A Mode-5 agreement would undermine existing WTO GATS commitments. While the received wisdom is that most countries’ GATS commitments agreed back in the mid- to late-1990s are not very good and pre-internet is true, that doesn’t mean that some countries wouldn’t use the new negotiations to start unpicking the commitments they don’t like, particularly as the internet has de facto liberalised their Mode-1 (cross-border provision from jurisdiction a to jurisdiction b) commitments anyway. My experience in the WTO’s Committee on Specific Commitments, and hours wasted discussing bundled services, is a testament to this.
If we are integrating Mode-5 into bilateral FTA negotiations (or even something like a restarted Trade in Services Agreement negotiations) – which should already have modern services, investment and digital trade chapters – I wonder how this would be done in practice, given that most countries have already moved away from scheduling services commitments by modes of supply and instead do it via so-called negative lists.

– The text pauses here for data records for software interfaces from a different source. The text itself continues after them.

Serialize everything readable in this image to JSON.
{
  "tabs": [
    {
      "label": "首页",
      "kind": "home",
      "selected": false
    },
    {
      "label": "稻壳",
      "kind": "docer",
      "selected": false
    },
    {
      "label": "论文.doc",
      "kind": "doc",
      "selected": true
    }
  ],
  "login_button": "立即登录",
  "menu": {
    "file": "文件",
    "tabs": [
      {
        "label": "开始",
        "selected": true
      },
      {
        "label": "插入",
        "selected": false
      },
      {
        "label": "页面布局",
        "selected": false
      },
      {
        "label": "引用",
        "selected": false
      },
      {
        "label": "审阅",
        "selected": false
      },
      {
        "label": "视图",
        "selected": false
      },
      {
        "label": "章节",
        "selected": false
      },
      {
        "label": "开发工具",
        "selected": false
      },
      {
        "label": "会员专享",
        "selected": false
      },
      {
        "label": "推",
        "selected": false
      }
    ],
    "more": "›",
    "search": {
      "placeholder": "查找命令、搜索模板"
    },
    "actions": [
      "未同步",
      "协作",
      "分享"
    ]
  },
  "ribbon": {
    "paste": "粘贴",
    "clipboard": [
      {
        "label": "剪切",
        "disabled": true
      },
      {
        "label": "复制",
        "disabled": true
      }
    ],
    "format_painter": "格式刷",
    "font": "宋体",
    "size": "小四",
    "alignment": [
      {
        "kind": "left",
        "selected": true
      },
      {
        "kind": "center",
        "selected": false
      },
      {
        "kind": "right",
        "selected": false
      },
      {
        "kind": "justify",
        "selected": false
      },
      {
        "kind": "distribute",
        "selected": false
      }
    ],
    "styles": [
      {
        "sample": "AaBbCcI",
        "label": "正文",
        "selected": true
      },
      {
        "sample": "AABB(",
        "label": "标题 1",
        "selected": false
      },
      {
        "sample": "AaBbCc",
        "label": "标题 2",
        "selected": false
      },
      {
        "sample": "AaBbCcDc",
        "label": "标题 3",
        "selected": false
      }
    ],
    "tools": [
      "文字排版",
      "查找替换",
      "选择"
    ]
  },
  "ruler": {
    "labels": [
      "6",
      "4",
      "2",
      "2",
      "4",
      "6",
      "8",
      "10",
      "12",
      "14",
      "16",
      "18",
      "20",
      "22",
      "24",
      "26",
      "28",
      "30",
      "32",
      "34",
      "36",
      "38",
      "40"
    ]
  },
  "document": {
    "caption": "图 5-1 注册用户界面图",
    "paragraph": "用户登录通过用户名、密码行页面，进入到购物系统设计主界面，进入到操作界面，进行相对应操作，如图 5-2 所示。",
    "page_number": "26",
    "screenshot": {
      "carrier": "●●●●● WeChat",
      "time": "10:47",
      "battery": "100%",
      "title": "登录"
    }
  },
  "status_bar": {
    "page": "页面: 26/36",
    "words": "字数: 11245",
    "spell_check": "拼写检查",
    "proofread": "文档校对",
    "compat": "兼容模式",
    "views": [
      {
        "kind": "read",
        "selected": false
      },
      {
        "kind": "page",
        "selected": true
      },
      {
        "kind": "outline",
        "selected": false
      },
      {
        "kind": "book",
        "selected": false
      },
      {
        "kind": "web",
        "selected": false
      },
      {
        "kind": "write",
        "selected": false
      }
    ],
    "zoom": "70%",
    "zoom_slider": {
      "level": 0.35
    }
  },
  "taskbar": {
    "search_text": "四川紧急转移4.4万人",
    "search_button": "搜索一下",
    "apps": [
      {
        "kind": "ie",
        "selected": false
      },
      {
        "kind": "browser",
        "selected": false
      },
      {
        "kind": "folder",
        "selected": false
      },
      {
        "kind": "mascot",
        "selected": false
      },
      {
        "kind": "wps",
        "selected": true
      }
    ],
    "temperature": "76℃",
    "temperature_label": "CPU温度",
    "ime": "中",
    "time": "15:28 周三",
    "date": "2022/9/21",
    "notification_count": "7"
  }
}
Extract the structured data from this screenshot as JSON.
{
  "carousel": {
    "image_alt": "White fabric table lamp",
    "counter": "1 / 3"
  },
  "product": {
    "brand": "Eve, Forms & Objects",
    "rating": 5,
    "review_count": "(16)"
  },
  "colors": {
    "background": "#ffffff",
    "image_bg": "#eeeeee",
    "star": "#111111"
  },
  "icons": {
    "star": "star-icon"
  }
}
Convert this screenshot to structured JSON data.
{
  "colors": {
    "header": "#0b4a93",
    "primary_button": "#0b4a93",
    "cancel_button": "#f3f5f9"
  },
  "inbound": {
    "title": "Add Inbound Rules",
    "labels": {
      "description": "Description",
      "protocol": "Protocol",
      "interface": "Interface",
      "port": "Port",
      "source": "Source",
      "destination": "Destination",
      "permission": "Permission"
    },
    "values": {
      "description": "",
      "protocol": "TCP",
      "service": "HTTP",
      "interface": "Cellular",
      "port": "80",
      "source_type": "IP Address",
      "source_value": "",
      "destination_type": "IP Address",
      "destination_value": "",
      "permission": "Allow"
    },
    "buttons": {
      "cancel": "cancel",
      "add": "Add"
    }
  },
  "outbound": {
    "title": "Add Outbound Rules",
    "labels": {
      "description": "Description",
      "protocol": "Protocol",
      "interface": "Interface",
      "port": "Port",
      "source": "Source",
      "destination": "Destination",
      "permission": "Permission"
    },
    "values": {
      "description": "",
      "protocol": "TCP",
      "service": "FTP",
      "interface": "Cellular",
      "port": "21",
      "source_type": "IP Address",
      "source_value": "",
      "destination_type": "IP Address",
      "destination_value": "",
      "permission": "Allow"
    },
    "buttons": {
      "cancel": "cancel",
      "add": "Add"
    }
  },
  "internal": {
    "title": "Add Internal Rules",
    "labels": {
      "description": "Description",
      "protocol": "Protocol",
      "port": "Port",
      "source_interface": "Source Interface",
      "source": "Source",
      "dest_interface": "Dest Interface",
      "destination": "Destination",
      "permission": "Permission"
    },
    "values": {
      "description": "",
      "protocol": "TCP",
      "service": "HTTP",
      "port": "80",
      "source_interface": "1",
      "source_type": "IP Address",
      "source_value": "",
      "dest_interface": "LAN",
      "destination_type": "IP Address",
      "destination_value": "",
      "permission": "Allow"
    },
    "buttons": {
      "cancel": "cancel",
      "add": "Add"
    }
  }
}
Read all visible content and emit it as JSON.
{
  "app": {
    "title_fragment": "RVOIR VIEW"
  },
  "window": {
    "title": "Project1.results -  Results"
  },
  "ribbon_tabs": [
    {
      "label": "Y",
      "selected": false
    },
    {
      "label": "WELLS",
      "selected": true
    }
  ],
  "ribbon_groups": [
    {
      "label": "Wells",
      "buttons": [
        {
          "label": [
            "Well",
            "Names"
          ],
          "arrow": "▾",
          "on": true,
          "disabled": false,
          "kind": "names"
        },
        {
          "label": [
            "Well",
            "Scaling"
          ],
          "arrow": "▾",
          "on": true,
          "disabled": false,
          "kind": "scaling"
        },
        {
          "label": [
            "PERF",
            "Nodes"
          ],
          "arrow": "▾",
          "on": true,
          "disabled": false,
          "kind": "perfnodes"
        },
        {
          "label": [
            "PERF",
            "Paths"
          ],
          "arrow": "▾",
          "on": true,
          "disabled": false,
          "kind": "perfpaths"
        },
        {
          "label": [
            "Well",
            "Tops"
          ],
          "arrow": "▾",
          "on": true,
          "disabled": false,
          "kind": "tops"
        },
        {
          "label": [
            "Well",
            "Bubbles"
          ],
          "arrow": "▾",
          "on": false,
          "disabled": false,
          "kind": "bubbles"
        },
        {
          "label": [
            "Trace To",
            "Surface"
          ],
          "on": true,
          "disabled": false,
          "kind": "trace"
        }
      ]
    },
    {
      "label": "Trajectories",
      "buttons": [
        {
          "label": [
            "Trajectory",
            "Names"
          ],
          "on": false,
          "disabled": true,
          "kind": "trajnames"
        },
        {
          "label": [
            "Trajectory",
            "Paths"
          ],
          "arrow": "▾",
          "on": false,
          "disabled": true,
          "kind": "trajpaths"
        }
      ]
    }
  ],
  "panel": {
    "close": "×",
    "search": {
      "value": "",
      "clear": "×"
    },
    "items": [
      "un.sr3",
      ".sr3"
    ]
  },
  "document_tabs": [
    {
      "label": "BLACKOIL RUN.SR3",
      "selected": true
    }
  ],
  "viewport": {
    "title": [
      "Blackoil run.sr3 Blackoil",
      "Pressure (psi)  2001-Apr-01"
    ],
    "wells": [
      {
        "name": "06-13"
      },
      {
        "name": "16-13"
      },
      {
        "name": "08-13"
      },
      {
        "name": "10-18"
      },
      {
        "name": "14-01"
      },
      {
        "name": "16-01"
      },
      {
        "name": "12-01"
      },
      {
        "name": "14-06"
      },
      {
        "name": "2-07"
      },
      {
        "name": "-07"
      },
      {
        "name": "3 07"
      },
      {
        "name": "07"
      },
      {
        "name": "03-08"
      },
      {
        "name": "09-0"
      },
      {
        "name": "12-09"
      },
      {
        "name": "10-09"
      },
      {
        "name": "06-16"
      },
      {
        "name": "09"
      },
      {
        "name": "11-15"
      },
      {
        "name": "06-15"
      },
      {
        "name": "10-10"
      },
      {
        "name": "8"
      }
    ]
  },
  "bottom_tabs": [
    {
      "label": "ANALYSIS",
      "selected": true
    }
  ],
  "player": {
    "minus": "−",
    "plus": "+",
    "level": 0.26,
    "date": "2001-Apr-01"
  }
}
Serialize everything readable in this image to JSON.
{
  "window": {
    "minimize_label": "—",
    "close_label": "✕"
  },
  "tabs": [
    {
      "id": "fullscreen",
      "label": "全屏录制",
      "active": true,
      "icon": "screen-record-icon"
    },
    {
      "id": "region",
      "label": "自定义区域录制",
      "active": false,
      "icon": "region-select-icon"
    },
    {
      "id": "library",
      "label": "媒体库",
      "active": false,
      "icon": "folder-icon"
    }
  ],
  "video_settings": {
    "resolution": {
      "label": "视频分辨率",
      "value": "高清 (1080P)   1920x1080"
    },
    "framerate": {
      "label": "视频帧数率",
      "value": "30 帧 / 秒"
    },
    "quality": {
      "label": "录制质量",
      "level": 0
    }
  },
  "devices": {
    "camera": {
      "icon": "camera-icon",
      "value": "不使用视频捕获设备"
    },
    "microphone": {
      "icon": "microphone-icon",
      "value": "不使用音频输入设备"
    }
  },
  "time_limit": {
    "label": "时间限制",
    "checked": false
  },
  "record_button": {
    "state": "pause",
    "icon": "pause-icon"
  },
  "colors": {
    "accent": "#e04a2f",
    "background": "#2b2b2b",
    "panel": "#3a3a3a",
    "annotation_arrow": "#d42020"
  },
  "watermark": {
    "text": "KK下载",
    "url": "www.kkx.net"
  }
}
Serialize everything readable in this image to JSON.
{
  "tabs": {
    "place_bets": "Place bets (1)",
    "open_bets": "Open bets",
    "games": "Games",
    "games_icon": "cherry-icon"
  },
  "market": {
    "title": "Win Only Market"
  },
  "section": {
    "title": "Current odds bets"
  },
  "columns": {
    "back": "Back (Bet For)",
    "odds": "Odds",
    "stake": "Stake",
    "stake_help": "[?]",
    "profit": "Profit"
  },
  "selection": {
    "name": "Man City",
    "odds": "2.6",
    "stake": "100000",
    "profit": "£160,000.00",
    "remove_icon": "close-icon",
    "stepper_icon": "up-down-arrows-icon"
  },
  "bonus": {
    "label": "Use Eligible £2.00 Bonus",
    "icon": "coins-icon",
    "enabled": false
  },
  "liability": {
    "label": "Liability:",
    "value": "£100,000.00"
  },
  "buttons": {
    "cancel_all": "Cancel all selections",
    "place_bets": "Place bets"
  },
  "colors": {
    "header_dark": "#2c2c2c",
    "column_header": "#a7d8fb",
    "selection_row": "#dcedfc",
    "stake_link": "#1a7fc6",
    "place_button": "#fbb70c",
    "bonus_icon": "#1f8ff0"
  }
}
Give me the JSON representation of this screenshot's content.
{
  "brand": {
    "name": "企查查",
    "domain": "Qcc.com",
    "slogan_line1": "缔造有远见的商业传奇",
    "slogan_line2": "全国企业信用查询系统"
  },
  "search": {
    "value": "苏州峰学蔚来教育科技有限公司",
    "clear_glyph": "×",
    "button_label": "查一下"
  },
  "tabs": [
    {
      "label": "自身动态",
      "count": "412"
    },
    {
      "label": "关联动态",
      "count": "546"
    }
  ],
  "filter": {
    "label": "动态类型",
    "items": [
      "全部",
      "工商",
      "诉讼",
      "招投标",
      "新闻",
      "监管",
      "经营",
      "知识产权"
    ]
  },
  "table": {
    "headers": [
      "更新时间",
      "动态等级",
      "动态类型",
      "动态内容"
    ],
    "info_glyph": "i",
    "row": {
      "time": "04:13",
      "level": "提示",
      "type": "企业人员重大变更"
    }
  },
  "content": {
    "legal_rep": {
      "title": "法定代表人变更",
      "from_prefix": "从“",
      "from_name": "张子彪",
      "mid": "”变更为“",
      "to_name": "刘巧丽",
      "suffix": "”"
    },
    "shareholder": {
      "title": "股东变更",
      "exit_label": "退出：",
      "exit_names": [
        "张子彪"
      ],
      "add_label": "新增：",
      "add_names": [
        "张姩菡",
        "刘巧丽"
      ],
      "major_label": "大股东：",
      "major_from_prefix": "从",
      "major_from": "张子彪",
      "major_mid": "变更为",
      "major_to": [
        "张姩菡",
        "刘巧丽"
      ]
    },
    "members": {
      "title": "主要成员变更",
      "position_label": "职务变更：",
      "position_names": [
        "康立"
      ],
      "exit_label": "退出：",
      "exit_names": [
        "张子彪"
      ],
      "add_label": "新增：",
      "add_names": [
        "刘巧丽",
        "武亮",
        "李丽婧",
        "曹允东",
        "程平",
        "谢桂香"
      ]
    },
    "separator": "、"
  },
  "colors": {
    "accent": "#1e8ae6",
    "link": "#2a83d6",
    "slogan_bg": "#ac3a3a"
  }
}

Mode-5 will be used as an excuse to onshore stuff. Basically, the original Mode-5 work focused on customs valuation reform. The argument goes something like this: tariffs are only meant to be levied on goods, not services. Therefore, when valuing a product for the purpose of applying tariffs, you should subtract the services-value add. This would lead to a de-facto lowering of applied tariffs. Trade liberalisation — woo! Now this is the good outcome. A bad outcome would be that Mode-5, and services value add, is incorporated into rules of origin calculations. This could, for example, lead to explicit requirements for the services content of goods — for example the design and research – to be sourced locally in order for products to qualify for tariff-free trade. In short, are we really sure this is a good idea? Pandora’s box and all that …
Nonetheless, one thing we can do in the meantime is get better at measuring all of this. For anyone who’s had to delve into trade in services data, you know it’s a challenge. The OECD with their Trade in Value Added databases go a long way to bridge this data gap of where are we creating value in international trade through both goods and services but there’s some way still to go.
What I’m reading
The IRSG has a new report on the future of international data transfers.
The TESS Forum has a great backgrounder on what all the various trade and environment discussion at the WTO mean.
Chatham House’s new briefing paper looks at what the Russia-Ukraine war means for global food and energy markets.
Well thanks folks, its been great. If you have any complaints about your service today, please direct all emails to Sam.
Your regularly scheduled MFN will resume next week. Byyyeeee.